Exactly repeat the full listing that follows.

** Opening Provided records block **

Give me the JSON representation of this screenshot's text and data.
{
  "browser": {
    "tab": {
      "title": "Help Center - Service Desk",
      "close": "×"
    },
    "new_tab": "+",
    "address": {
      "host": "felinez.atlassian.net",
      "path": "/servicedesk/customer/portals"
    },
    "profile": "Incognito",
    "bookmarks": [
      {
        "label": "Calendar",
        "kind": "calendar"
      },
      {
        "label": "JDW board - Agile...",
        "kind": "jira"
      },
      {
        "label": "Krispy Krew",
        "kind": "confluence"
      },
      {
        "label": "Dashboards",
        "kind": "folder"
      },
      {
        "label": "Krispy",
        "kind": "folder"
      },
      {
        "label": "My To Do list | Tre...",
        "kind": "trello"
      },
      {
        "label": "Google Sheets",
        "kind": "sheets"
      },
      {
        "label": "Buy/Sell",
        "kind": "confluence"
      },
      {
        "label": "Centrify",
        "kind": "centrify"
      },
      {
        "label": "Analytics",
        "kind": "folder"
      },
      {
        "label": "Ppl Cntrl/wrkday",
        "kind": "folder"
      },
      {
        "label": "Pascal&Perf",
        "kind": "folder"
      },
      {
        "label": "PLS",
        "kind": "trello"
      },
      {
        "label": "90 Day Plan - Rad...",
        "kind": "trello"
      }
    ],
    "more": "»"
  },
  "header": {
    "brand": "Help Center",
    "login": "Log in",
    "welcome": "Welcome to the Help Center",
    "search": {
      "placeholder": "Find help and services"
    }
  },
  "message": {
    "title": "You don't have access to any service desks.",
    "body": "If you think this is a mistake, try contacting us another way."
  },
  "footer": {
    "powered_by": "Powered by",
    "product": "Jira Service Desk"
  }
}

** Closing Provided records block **

## Written answer
Give me the JSON representation of this screenshot's text and data.
{
  "browser": {
    "tab": {
      "title": "Help Center - Service Desk",
      "close": "×"
    },
    "new_tab": "+",
    "address": {
      "host": "felinez.atlassian.net",
      "path": "/servicedesk/customer/portals"
    },
    "profile": "Incognito",
    "bookmarks": [
      {
        "label": "Calendar",
        "kind": "calendar"
      },
      {
        "label": "JDW board - Agile...",
        "kind": "jira"
      },
      {
        "label": "Krispy Krew",
        "kind": "confluence"
      },
      {
        "label": "Dashboards",
        "kind": "folder"
      },
      {
        "label": "Krispy",
        "kind": "folder"
      },
      {
        "label": "My To Do list | Tre...",
        "kind": "trello"
      },
      {
        "label": "Google Sheets",
        "kind": "sheets"
      },
      {
        "label": "Buy/Sell",
        "kind": "confluence"
      },
      {
        "label": "Centrify",
        "kind": "centrify"
      },
      {
        "label": "Analytics",
        "kind": "folder"
      },
      {
        "label": "Ppl Cntrl/wrkday",
        "kind": "folder"
      },
      {
        "label": "Pascal&Perf",
        "kind": "folder"
      },
      {
        "label": "PLS",
        "kind": "trello"
      },
      {
        "label": "90 Day Plan - Rad...",
        "kind": "trello"
      }
    ],
    "more": "»"
  },
  "header": {
    "brand": "Help Center",
    "login": "Log in",
    "welcome": "Welcome to the Help Center",
    "search": {
      "placeholder": "Find help and services"
    }
  },
  "message": {
    "title": "You don't have access to any service desks.",
    "body": "If you think this is a mistake, try contacting us another way."
  },
  "footer": {
    "powered_by": "Powered by",
    "product": "Jira Service Desk"
  }
}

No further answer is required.